Why use external translation tools for Wiki content?

In short, for the same reason that some contributors use external editing programs instead of the the built-in editor: they give a higher degree of control and allow spending more energy on the actual content than on formatting it.
Most commercial or large scale translation efforts rely on Computer Assisted Translation (CAT) tools for the same reasons: they allow the translators to be more effective and focus on translation itself.

Step-by-step guide

In this example, we'll assume you wish to translate an existing English Wiki article.
You will first get the English text, save it locally, translate it with your favorite translation process, and finally publish it to the wiki. You can see some examples of finished work in the "Examples" section.

Getting the source text
  • Go to your source article. Ensure you are logged in.
  • Go to the "EDIT" tab and select the HTML view in the editor.
  • Select the HTML text and copy it into a file: article.htm.

 Note 1: the article also has a title and tags that are not part of the HTML text. These will need to translated separately.
 Note 2: practices for tagging localized articles are evolving: some authors translate some tags, others leave some in English. 

Performing the translation
  • Use your favorite HTML translation process to translate the above file
    Note that the file is not "true" HTML and the following may require tweaking your tools configuration:
    - Lack of HTML header in the file
    - Wiki specific markup such as Table of Content ("[ TOC ]") and internal Wiki links ("[ [ article name, display text ] ]" or "[ [ article name ] ]") 
  • Save the translation
Publishing the translation on the Wiki
  • Go to a Wiki page and click the "Post An Article" link
  • Select the HTML view in the editor
  • Paste the translated HTML from the previous step
  • Paste in translated Title, adding a language code as explained in Wiki: Non-English Language Title Guidelines  
  • Add translated Tags. Make sure to add a tag with the same language code as used for the title
  • Verify that the page looks good in the "Design" view. Make corrections as needed.
  • Save the page and verify the page looks OK in the "Design" view.

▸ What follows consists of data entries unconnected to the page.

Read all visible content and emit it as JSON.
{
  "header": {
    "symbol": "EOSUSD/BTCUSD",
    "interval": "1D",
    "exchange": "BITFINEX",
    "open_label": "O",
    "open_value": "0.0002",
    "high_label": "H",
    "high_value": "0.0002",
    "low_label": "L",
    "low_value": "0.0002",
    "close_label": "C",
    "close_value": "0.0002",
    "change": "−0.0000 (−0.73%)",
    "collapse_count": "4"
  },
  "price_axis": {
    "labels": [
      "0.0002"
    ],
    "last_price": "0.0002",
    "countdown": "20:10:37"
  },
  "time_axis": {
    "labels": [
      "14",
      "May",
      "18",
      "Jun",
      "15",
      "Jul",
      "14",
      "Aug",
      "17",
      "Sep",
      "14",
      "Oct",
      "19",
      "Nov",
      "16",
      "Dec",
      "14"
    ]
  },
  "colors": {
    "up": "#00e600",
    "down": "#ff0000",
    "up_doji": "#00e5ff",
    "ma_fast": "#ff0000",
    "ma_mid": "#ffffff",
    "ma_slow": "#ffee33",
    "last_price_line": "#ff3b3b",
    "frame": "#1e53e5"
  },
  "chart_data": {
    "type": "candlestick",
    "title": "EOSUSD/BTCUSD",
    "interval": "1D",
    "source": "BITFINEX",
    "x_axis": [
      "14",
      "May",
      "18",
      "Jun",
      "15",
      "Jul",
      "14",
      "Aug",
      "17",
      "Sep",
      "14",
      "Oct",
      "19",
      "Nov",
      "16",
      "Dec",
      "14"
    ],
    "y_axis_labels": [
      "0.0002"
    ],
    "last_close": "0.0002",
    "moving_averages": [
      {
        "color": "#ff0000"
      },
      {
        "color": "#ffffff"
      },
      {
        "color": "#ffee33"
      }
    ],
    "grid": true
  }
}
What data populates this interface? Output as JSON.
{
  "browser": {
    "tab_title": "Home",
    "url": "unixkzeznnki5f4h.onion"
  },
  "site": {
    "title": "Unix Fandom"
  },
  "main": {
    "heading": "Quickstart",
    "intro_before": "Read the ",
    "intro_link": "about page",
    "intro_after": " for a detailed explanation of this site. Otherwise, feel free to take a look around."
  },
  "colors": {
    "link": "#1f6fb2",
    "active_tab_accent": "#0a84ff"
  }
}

Make corrections as needed.

If you are planning to translate an article in multiple languages, you can save time by validating that the above process works end-to-end on a one pilot language (this could be machine translated text or a pseudo-language). Make adjustments to the English source as needed until the translated page looks good. This will save having to correct each language individually.

This article is focussed on the mechanics of using an external translation tool. The Wiki: Non-English Language Content Guidelines article has more general information about translation.

Translation in a corporate environment

Larger companies often have dedicated localization teams. These teams have expertise in engineering and business aspects of translation. They are typically most effective at handling an "English files in, translated files out" workflow and working with common file formats. This article has been written with the assumption that the "Performing the translation" step could be done in partnership with such a team. So if you own a technology but are not usually involved in translation, you may want to consider finding a "localization team" and reading this information together. As usual, feel free to edit this article if you feel it can be improved. 

Examples of professional translation on the Wiki